As coaches we have all been through a period where we haven’t won for a few games and we begin to doubt what we have achieved. Losing is a part of sport that we all must accept and I include myself in that.
However hard we try to achieve a winning team you must be realistic and accept that losing is something that happens to most coaches. Remember that for every game you win opposite you is a coach and team that have lost, so try to respect that and not be over enthusiastic in your celebrations.
I know sometimes it isn’t easy to keep your emotions in check. I can remember after losing three games in a row how fantastic it felt to win again and so did my players. Coaches must try to set an example to their players in victory and in defeat because young players are easily influenced by your reactions.
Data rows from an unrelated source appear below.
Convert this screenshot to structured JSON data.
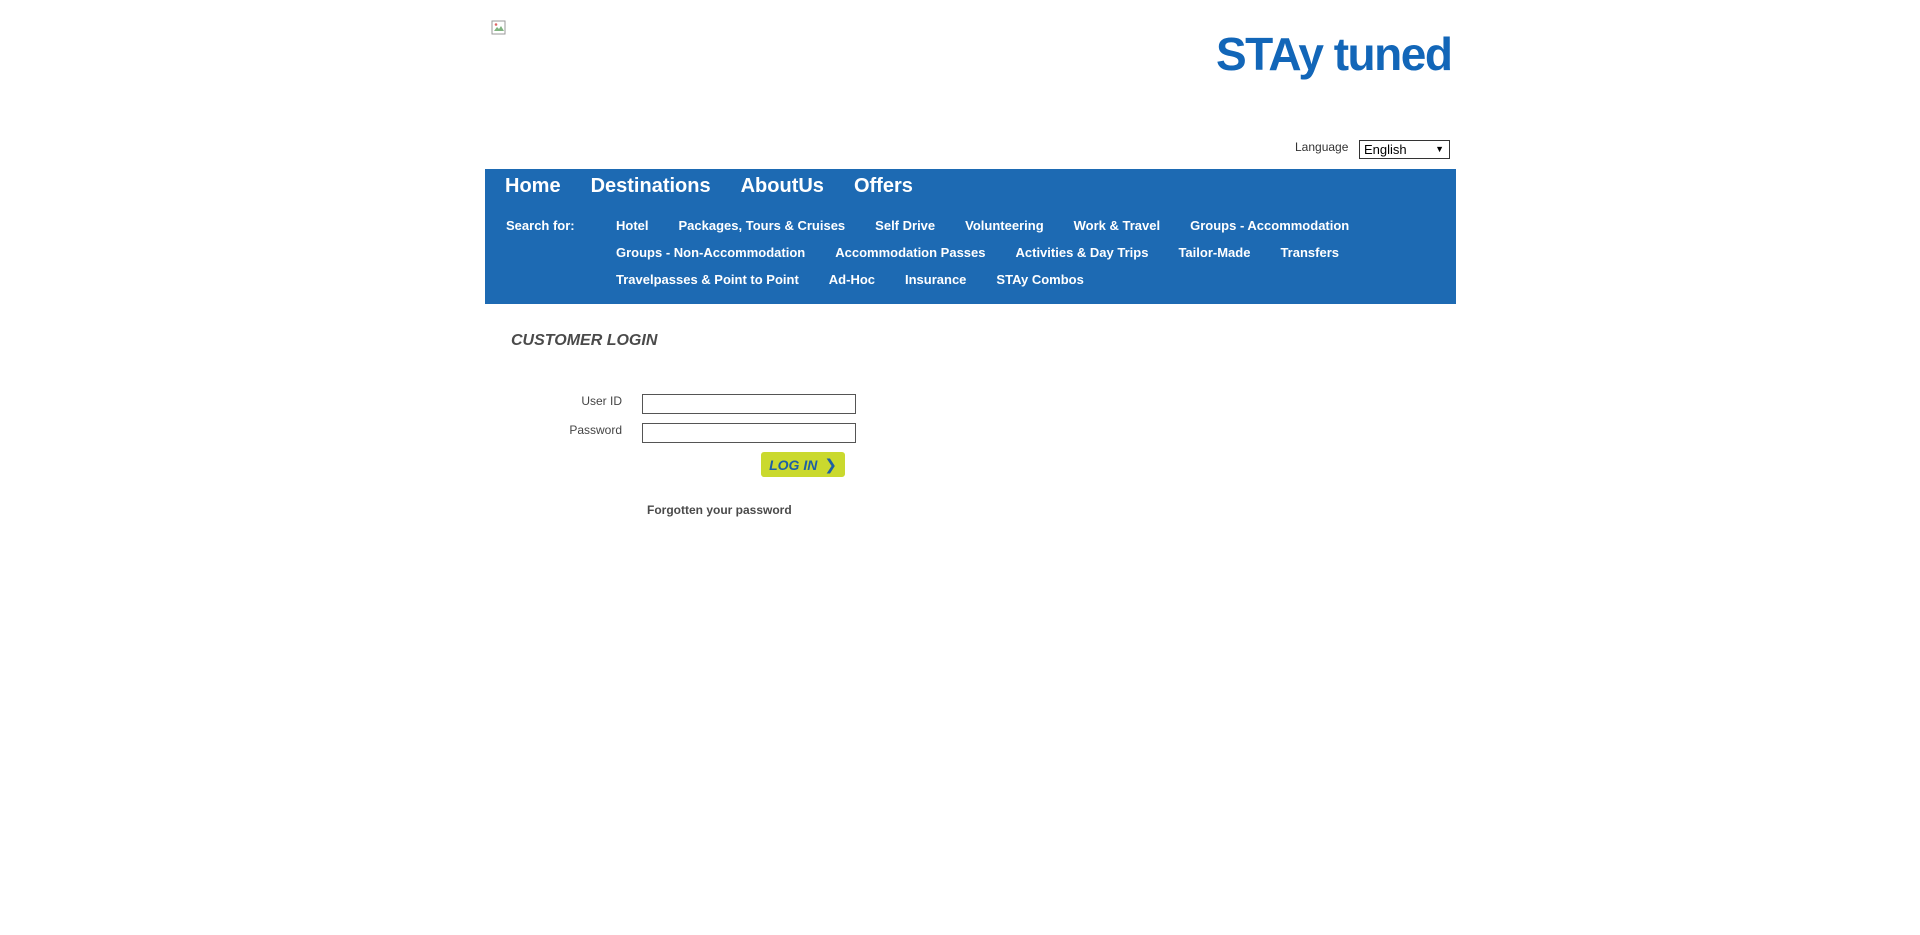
{
  "header": {
    "logo_text": "STAy tuned",
    "language_label": "Language",
    "language_selected": "English"
  },
  "nav": {
    "main_items": [
      "Home",
      "Destinations",
      "AboutUs",
      "Offers"
    ],
    "search_for_label": "Search for:",
    "search_rows": [
      [
        "Hotel",
        "Packages, Tours & Cruises",
        "Self Drive",
        "Volunteering",
        "Work & Travel",
        "Groups - Accommodation"
      ],
      [
        "Groups - Non-Accommodation",
        "Accommodation Passes",
        "Activities & Day Trips",
        "Tailor-Made",
        "Transfers"
      ],
      [
        "Travelpasses & Point to Point",
        "Ad-Hoc",
        "Insurance",
        "STAy Combos"
      ]
    ]
  },
  "login": {
    "title": "CUSTOMER LOGIN",
    "userid_label": "User ID",
    "userid_value": "",
    "password_label": "Password",
    "password_value": "",
    "button_label": "LOG IN",
    "forgot_label": "Forgotten your password"
  },
  "colors": {
    "nav_bg": "#1d6ab3",
    "button_bg": "#cad92e",
    "logo_blue": "#1266b8"
  }
}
Watching Maradonna when Argentina won a place in the World Cup in the recent qualifying matches diving full length onto the pitch is a good example of what you shouldn’t do. When my team won the U10 title having been second all season I could easily have done the same. Thankfully I can look back at the occasion and see photos of smiling coaches not idiots!
Watch these clips, one of Maradonna when Argentina beat Uruguay to claim a place in the 2010 World Cup against the odds, the second clip shows the moment Argentina score (goooooooooooooooooooooal!) and Sir Alex Ferguson when his team scored twice in the final minutes to help them on the road to winning the Premier League in England in 1993.